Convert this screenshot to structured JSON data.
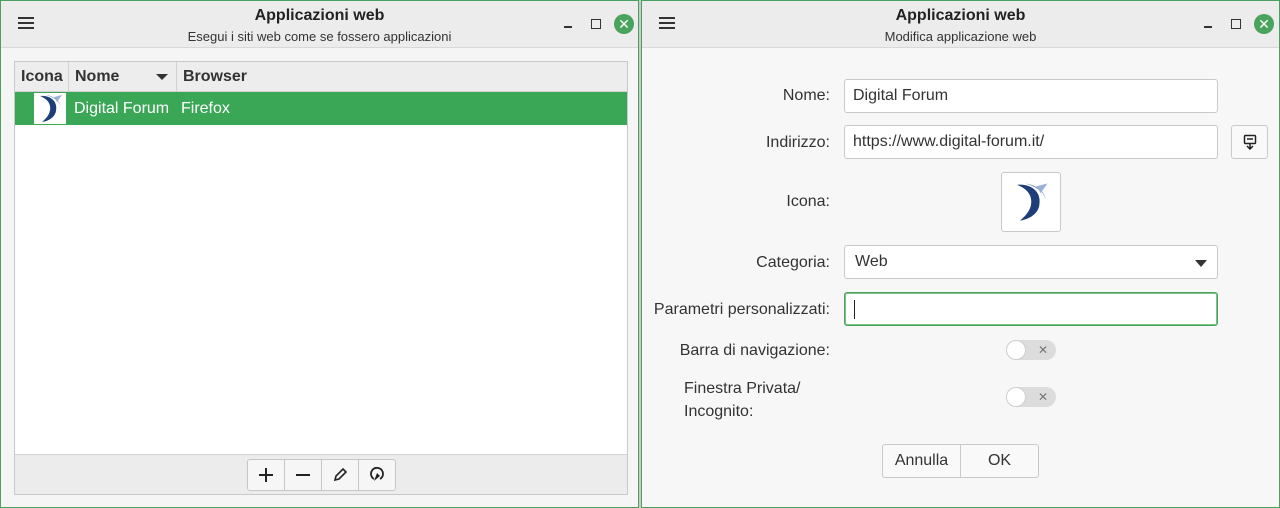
{
  "left_window": {
    "title": "Applicazioni web",
    "subtitle": "Esegui i siti web come se fossero applicazioni",
    "menu_icon": "hamburger-menu-icon",
    "columns": [
      "Icona",
      "Nome",
      "Browser"
    ],
    "rows": [
      {
        "name": "Digital Forum",
        "browser": "Firefox",
        "icon": "digital-forum-logo"
      }
    ],
    "toolbar": {
      "add_icon": "plus-icon",
      "remove_icon": "minus-icon",
      "edit_icon": "pencil-icon",
      "launch_icon": "launch-icon"
    }
  },
  "right_window": {
    "title": "Applicazioni web",
    "subtitle": "Modifica applicazione web",
    "form": {
      "name_label": "Nome:",
      "name_value": "Digital Forum",
      "address_label": "Indirizzo:",
      "address_value": "https://www.digital-forum.it/",
      "icon_label": "Icona:",
      "category_label": "Categoria:",
      "category_value": "Web",
      "params_label": "Parametri personalizzati:",
      "params_value": "",
      "navbar_label": "Barra di navigazione:",
      "navbar_enabled": false,
      "private_label_line1": "Finestra Privata/",
      "private_label_line2": "Incognito:",
      "private_enabled": false
    },
    "buttons": {
      "cancel": "Annulla",
      "ok": "OK"
    }
  },
  "colors": {
    "accent": "#3aa756",
    "close": "#4aa35d",
    "logo_blue": "#2b4a8c"
  }
}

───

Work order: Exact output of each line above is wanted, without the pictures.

Written solution:
Convert this screenshot to structured JSON data.
{
  "left_window": {
    "title": "Applicazioni web",
    "subtitle": "Esegui i siti web come se fossero applicazioni",
    "menu_icon": "hamburger-menu-icon",
    "columns": [
      "Icona",
      "Nome",
      "Browser"
    ],
    "rows": [
      {
        "name": "Digital Forum",
        "browser": "Firefox",
        "icon": "digital-forum-logo"
      }
    ],
    "toolbar": {
      "add_icon": "plus-icon",
      "remove_icon": "minus-icon",
      "edit_icon": "pencil-icon",
      "launch_icon": "launch-icon"
    }
  },
  "right_window": {
    "title": "Applicazioni web",
    "subtitle": "Modifica applicazione web",
    "form": {
      "name_label": "Nome:",
      "name_value": "Digital Forum",
      "address_label": "Indirizzo:",
      "address_value": "https://www.digital-forum.it/",
      "icon_label": "Icona:",
      "category_label": "Categoria:",
      "category_value": "Web",
      "params_label": "Parametri personalizzati:",
      "params_value": "",
      "navbar_label": "Barra di navigazione:",
      "navbar_enabled": false,
      "private_label_line1": "Finestra Privata/",
      "private_label_line2": "Incognito:",
      "private_enabled": false
    },
    "buttons": {
      "cancel": "Annulla",
      "ok": "OK"
    }
  },
  "colors": {
    "accent": "#3aa756",
    "close": "#4aa35d",
    "logo_blue": "#2b4a8c"
  }
}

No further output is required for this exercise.